------ MATERIAL PROVIDED

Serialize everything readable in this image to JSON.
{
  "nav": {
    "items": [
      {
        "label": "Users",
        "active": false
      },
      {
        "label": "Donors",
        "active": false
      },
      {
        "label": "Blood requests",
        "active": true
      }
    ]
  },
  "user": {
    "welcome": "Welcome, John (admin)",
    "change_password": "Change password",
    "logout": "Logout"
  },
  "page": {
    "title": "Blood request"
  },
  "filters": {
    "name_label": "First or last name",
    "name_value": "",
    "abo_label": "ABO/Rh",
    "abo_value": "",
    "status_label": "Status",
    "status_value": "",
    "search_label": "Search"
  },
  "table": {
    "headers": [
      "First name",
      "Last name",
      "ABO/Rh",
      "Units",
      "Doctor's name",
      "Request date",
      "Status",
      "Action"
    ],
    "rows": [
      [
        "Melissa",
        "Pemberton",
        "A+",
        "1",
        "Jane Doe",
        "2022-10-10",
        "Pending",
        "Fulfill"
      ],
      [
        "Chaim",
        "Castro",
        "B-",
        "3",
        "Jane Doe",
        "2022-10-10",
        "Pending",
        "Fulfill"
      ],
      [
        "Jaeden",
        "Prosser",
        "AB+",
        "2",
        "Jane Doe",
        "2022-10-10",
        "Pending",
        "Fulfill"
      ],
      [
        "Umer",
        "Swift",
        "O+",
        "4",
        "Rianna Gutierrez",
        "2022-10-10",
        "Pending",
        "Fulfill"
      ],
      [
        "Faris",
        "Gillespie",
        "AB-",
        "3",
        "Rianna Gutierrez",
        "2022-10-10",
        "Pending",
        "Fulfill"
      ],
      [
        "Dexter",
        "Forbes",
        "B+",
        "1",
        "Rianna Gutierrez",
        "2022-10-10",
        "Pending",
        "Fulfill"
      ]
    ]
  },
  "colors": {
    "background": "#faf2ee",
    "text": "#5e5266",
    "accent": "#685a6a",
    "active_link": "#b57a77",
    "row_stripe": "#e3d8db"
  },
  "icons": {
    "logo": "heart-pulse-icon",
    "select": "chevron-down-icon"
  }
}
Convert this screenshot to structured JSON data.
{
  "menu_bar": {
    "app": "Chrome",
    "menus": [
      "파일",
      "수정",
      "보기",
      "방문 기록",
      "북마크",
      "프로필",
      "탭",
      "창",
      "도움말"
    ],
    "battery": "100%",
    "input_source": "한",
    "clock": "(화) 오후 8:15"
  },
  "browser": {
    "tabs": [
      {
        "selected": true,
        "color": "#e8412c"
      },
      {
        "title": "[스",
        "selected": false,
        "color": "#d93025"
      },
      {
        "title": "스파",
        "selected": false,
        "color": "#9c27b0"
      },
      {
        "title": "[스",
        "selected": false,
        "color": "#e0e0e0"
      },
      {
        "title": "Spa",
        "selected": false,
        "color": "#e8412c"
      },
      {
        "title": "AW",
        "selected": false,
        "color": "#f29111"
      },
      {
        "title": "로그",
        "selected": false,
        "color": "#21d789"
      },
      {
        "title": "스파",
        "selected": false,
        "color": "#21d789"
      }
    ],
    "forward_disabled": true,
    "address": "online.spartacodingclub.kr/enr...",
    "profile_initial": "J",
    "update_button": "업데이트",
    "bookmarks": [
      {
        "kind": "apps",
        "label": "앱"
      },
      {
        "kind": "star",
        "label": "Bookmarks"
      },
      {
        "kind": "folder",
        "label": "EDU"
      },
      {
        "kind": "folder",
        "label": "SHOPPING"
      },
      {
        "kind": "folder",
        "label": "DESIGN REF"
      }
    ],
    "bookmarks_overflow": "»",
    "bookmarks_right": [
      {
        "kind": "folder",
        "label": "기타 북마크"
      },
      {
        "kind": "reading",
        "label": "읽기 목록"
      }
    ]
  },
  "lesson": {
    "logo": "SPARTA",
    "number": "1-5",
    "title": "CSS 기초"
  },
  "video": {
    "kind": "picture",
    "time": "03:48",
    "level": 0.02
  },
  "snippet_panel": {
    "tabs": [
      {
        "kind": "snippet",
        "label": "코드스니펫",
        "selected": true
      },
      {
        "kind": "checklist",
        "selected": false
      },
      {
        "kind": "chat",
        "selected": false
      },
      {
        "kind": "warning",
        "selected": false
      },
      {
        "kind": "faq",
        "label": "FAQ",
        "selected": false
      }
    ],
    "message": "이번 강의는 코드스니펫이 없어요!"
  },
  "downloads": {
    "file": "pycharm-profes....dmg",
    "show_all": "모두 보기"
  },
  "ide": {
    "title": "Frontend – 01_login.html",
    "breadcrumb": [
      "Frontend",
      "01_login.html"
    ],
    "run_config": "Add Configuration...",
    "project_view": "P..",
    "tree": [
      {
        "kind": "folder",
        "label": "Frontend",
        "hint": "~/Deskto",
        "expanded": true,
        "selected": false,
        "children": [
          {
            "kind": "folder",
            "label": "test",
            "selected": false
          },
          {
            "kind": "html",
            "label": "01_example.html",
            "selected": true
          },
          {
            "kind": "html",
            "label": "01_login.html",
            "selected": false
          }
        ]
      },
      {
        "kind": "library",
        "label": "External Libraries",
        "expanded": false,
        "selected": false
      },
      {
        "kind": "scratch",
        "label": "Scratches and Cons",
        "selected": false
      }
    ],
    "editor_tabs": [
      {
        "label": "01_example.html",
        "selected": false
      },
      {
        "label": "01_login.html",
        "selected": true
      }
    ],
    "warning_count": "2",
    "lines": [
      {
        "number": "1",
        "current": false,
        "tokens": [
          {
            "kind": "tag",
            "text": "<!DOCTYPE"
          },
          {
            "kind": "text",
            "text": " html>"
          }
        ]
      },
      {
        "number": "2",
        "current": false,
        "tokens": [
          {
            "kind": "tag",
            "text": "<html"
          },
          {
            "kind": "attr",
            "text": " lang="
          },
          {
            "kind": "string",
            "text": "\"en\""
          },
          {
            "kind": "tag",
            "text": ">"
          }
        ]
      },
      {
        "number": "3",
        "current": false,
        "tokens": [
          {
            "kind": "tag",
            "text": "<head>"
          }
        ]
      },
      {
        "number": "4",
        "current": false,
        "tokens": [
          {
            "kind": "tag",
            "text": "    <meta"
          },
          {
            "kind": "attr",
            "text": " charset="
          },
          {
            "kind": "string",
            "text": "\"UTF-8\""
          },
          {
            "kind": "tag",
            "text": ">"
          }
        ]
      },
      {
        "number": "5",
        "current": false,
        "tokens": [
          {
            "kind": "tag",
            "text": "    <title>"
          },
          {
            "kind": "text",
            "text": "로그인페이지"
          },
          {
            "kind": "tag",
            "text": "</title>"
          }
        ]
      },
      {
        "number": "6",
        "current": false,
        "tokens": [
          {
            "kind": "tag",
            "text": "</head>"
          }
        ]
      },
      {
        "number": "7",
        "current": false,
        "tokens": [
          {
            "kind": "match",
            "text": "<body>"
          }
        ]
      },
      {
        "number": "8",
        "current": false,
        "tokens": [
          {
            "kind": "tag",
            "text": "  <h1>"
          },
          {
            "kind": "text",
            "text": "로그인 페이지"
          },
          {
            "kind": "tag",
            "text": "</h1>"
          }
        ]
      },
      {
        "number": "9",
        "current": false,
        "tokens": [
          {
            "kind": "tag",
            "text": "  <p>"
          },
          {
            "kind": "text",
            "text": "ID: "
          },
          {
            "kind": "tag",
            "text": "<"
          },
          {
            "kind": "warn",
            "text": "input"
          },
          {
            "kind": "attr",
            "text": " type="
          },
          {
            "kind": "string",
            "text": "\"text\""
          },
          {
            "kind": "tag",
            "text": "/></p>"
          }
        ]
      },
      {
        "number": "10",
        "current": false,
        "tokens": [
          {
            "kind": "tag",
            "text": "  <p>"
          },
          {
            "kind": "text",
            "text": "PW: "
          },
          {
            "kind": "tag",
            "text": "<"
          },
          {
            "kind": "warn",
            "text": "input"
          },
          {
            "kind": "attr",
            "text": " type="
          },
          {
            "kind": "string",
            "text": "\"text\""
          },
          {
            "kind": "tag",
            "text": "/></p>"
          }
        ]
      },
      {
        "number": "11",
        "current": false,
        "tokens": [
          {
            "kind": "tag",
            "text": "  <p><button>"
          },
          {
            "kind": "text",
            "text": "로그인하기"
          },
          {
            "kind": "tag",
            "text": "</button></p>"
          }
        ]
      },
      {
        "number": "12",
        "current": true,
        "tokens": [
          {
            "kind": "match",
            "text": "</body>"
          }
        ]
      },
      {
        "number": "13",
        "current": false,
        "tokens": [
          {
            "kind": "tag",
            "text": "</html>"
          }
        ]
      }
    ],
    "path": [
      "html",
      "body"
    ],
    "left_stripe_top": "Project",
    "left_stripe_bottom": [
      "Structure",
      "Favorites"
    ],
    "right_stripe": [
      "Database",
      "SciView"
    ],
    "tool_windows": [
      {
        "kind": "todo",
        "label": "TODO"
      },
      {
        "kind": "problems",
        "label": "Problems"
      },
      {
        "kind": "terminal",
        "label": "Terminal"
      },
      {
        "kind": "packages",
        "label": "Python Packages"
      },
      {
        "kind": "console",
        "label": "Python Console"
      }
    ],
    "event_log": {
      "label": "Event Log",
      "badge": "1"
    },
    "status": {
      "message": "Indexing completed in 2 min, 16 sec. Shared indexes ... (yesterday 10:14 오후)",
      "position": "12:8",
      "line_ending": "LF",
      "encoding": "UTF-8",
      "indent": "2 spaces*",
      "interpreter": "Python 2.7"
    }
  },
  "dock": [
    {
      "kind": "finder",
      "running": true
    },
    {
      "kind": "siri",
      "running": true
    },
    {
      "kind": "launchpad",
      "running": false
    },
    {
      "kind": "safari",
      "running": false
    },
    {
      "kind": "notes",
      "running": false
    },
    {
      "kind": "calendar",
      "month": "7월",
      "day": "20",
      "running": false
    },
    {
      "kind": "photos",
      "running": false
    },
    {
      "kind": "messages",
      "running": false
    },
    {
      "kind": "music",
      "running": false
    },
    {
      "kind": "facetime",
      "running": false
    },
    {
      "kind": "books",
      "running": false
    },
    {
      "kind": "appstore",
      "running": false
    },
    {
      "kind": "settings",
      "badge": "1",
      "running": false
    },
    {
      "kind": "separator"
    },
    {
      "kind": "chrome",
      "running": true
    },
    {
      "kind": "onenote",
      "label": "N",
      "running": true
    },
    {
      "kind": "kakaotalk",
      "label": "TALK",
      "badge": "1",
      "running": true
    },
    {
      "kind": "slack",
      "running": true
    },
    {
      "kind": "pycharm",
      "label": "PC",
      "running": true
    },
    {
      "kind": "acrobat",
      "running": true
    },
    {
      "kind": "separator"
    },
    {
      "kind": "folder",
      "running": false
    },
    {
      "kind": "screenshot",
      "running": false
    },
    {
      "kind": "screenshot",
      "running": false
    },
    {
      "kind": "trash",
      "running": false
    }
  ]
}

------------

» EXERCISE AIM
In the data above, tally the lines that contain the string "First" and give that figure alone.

» TASK RESPONSE
2